**DATA SHOWN:**
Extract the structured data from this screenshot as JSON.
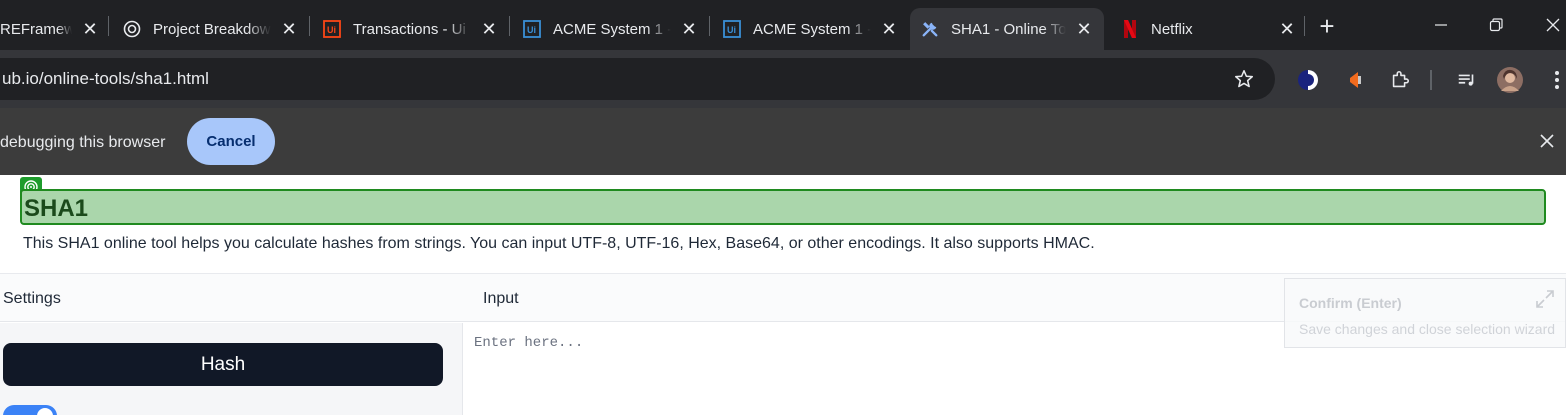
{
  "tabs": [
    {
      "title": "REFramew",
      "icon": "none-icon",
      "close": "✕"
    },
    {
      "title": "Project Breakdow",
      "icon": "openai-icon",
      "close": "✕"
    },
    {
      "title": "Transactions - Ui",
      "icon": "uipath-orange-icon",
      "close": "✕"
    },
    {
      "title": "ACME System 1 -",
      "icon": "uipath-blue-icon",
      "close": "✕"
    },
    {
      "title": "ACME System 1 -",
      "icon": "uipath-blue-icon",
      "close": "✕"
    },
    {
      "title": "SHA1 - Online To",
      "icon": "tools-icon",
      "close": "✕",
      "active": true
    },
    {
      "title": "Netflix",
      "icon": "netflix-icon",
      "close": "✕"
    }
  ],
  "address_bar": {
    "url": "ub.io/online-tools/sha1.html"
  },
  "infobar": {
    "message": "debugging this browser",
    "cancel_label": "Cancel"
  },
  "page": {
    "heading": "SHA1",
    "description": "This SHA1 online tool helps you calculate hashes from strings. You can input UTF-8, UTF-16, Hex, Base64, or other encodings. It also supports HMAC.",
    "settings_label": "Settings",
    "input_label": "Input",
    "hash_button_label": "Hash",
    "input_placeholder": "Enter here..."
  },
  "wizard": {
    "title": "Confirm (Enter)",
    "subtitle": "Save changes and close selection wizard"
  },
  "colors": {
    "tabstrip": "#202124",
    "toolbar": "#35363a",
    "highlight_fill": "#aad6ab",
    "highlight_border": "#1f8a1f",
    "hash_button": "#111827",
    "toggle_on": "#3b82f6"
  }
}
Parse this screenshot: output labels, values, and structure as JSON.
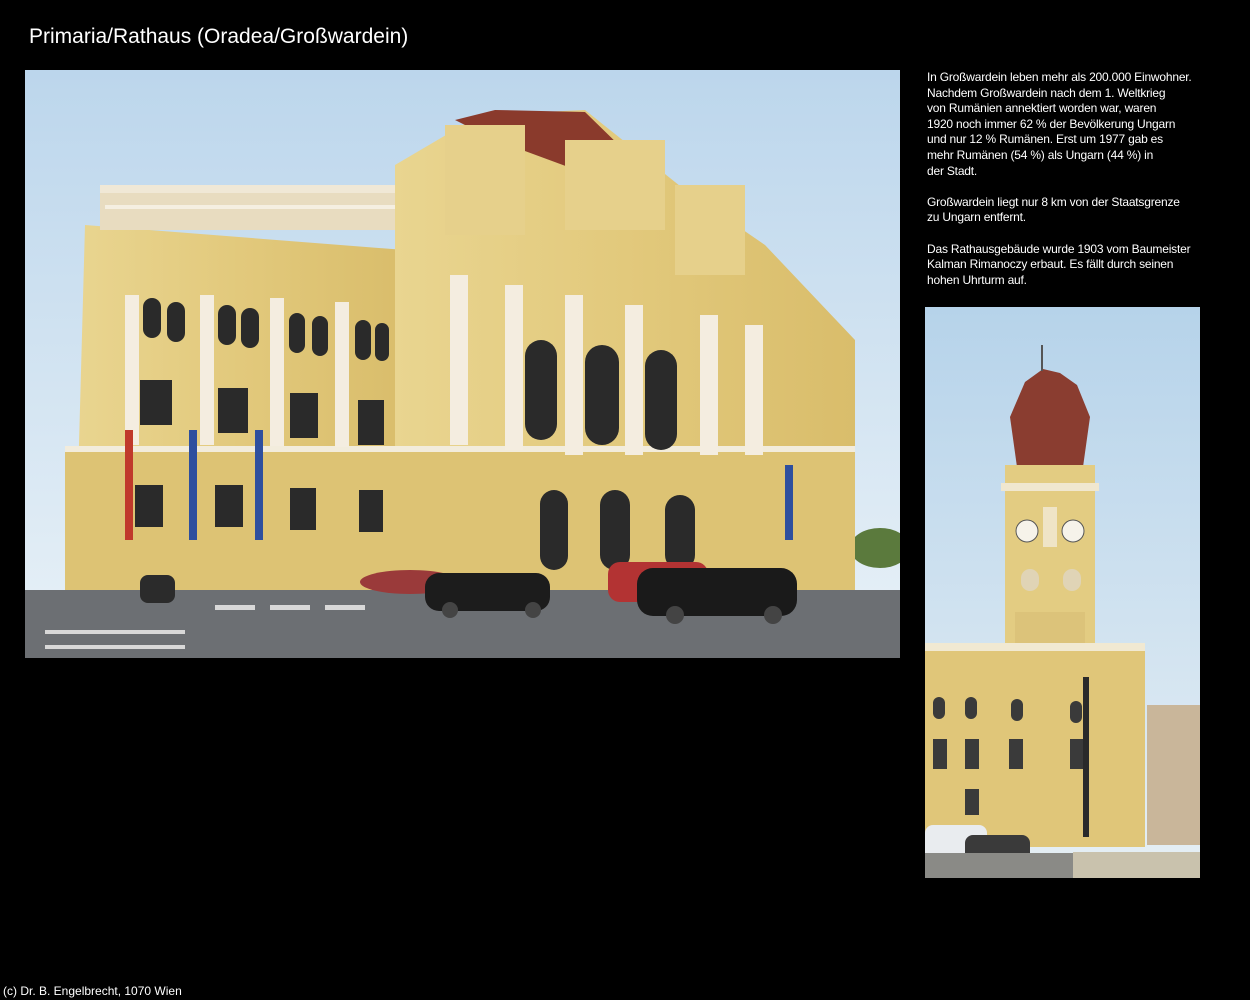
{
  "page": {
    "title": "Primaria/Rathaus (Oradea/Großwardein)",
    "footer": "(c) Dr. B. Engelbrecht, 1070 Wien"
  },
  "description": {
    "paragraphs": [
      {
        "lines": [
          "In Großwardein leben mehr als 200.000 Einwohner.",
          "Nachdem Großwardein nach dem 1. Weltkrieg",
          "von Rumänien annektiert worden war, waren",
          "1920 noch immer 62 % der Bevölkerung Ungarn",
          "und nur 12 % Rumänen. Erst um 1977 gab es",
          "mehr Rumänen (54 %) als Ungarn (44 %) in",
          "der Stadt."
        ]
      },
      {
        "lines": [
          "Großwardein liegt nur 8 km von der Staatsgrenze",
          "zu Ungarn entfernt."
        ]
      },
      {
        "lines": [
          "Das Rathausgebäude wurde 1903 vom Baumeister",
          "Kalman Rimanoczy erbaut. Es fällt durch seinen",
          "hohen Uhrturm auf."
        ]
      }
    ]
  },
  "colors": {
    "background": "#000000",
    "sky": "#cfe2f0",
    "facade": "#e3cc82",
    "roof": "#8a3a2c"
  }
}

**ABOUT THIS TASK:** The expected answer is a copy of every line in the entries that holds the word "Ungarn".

**ANSWER TO THIS EXERCISE:**
          "1920 noch immer 62 % der Bevölkerung Ungarn",
          "mehr Rumänen (54 %) als Ungarn (44 %) in",
          "zu Ungarn entfernt."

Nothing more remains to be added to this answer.